* **Exercise details**
Apart from the images, repeat the data below exactly as written.

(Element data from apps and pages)
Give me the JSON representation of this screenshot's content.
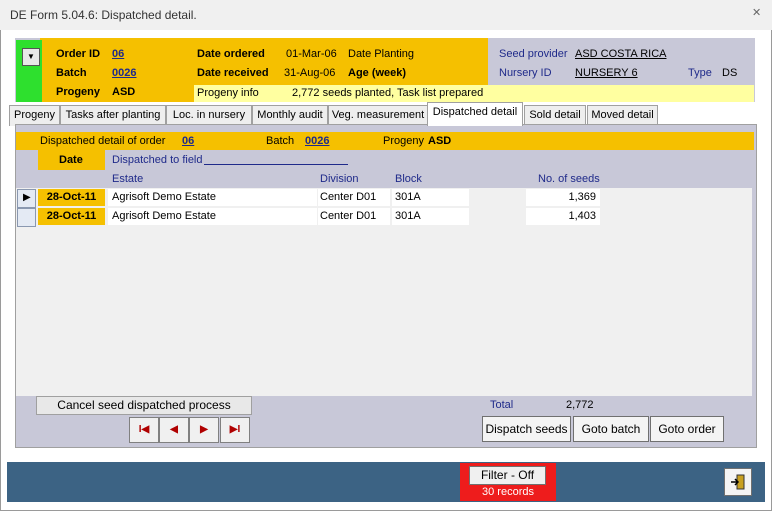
{
  "window": {
    "title": "DE Form 5.04.6: Dispatched detail.",
    "close_glyph": "✕"
  },
  "header": {
    "order_id_label": "Order ID",
    "order_id": "06",
    "batch_label": "Batch",
    "batch": "0026",
    "progeny_label": "Progeny",
    "progeny": "ASD",
    "date_ordered_label": "Date ordered",
    "date_ordered": "01-Mar-06",
    "date_received_label": "Date received",
    "date_received": "31-Aug-06",
    "date_planting_label": "Date Planting",
    "age_label": "Age (week)",
    "seed_provider_label": "Seed provider",
    "seed_provider": "ASD COSTA RICA",
    "nursery_id_label": "Nursery ID",
    "nursery_id": "NURSERY 6",
    "type_label": "Type",
    "type": "DS",
    "progeny_info_label": "Progeny info",
    "progeny_info": "2,772 seeds planted, Task list prepared"
  },
  "tabs": [
    {
      "label": "Progeny"
    },
    {
      "label": "Tasks after planting"
    },
    {
      "label": "Loc. in nursery"
    },
    {
      "label": "Monthly audit"
    },
    {
      "label": "Veg. measurement"
    },
    {
      "label": "Dispatched detail",
      "active": true
    },
    {
      "label": "Sold  detail"
    },
    {
      "label": "Moved detail"
    }
  ],
  "detail": {
    "dispatched_label": "Dispatched detail of order",
    "order": "06",
    "batch_label": "Batch",
    "batch": "0026",
    "progeny_label": "Progeny",
    "progeny": "ASD",
    "columns": {
      "date": "Date",
      "dispatched_to": "Dispatched to field",
      "estate": "Estate",
      "division": "Division",
      "block": "Block",
      "seeds": "No. of seeds"
    },
    "rows": [
      {
        "date": "28-Oct-11",
        "estate": "Agrisoft Demo Estate",
        "division": "Center D01",
        "block": "301A",
        "seeds": "1,369"
      },
      {
        "date": "28-Oct-11",
        "estate": "Agrisoft Demo Estate",
        "division": "Center D01",
        "block": "301A",
        "seeds": "1,403"
      }
    ],
    "total_label": "Total",
    "total": "2,772",
    "cancel_label": "Cancel seed dispatched process"
  },
  "nav": {
    "first": "I◀",
    "prev": "◀",
    "next": "▶",
    "last": "▶I"
  },
  "actions": {
    "dispatch": "Dispatch seeds",
    "goto_batch": "Goto batch",
    "goto_order": "Goto order"
  },
  "footer": {
    "filter_label": "Filter - Off",
    "records": "30 records",
    "exit_glyph": "⇥"
  },
  "colors": {
    "header_yellow": "#f5c000",
    "panel_gray": "#c8c8d8",
    "footer_blue": "#3c6384",
    "filter_red": "#ee1c1c",
    "green": "#2ee02e"
  }
}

* **Exercise output**
Give me the JSON representation of this screenshot's content.
{
  "window": {
    "title": "DE Form 5.04.6: Dispatched detail.",
    "close_glyph": "✕"
  },
  "header": {
    "order_id_label": "Order ID",
    "order_id": "06",
    "batch_label": "Batch",
    "batch": "0026",
    "progeny_label": "Progeny",
    "progeny": "ASD",
    "date_ordered_label": "Date ordered",
    "date_ordered": "01-Mar-06",
    "date_received_label": "Date received",
    "date_received": "31-Aug-06",
    "date_planting_label": "Date Planting",
    "age_label": "Age (week)",
    "seed_provider_label": "Seed provider",
    "seed_provider": "ASD COSTA RICA",
    "nursery_id_label": "Nursery ID",
    "nursery_id": "NURSERY 6",
    "type_label": "Type",
    "type": "DS",
    "progeny_info_label": "Progeny info",
    "progeny_info": "2,772 seeds planted, Task list prepared"
  },
  "tabs": [
    {
      "label": "Progeny"
    },
    {
      "label": "Tasks after planting"
    },
    {
      "label": "Loc. in nursery"
    },
    {
      "label": "Monthly audit"
    },
    {
      "label": "Veg. measurement"
    },
    {
      "label": "Dispatched detail",
      "active": true
    },
    {
      "label": "Sold  detail"
    },
    {
      "label": "Moved detail"
    }
  ],
  "detail": {
    "dispatched_label": "Dispatched detail of order",
    "order": "06",
    "batch_label": "Batch",
    "batch": "0026",
    "progeny_label": "Progeny",
    "progeny": "ASD",
    "columns": {
      "date": "Date",
      "dispatched_to": "Dispatched to field",
      "estate": "Estate",
      "division": "Division",
      "block": "Block",
      "seeds": "No. of seeds"
    },
    "rows": [
      {
        "date": "28-Oct-11",
        "estate": "Agrisoft Demo Estate",
        "division": "Center D01",
        "block": "301A",
        "seeds": "1,369"
      },
      {
        "date": "28-Oct-11",
        "estate": "Agrisoft Demo Estate",
        "division": "Center D01",
        "block": "301A",
        "seeds": "1,403"
      }
    ],
    "total_label": "Total",
    "total": "2,772",
    "cancel_label": "Cancel seed dispatched process"
  },
  "nav": {
    "first": "I◀",
    "prev": "◀",
    "next": "▶",
    "last": "▶I"
  },
  "actions": {
    "dispatch": "Dispatch seeds",
    "goto_batch": "Goto batch",
    "goto_order": "Goto order"
  },
  "footer": {
    "filter_label": "Filter - Off",
    "records": "30 records",
    "exit_glyph": "⇥"
  },
  "colors": {
    "header_yellow": "#f5c000",
    "panel_gray": "#c8c8d8",
    "footer_blue": "#3c6384",
    "filter_red": "#ee1c1c",
    "green": "#2ee02e"
  }
}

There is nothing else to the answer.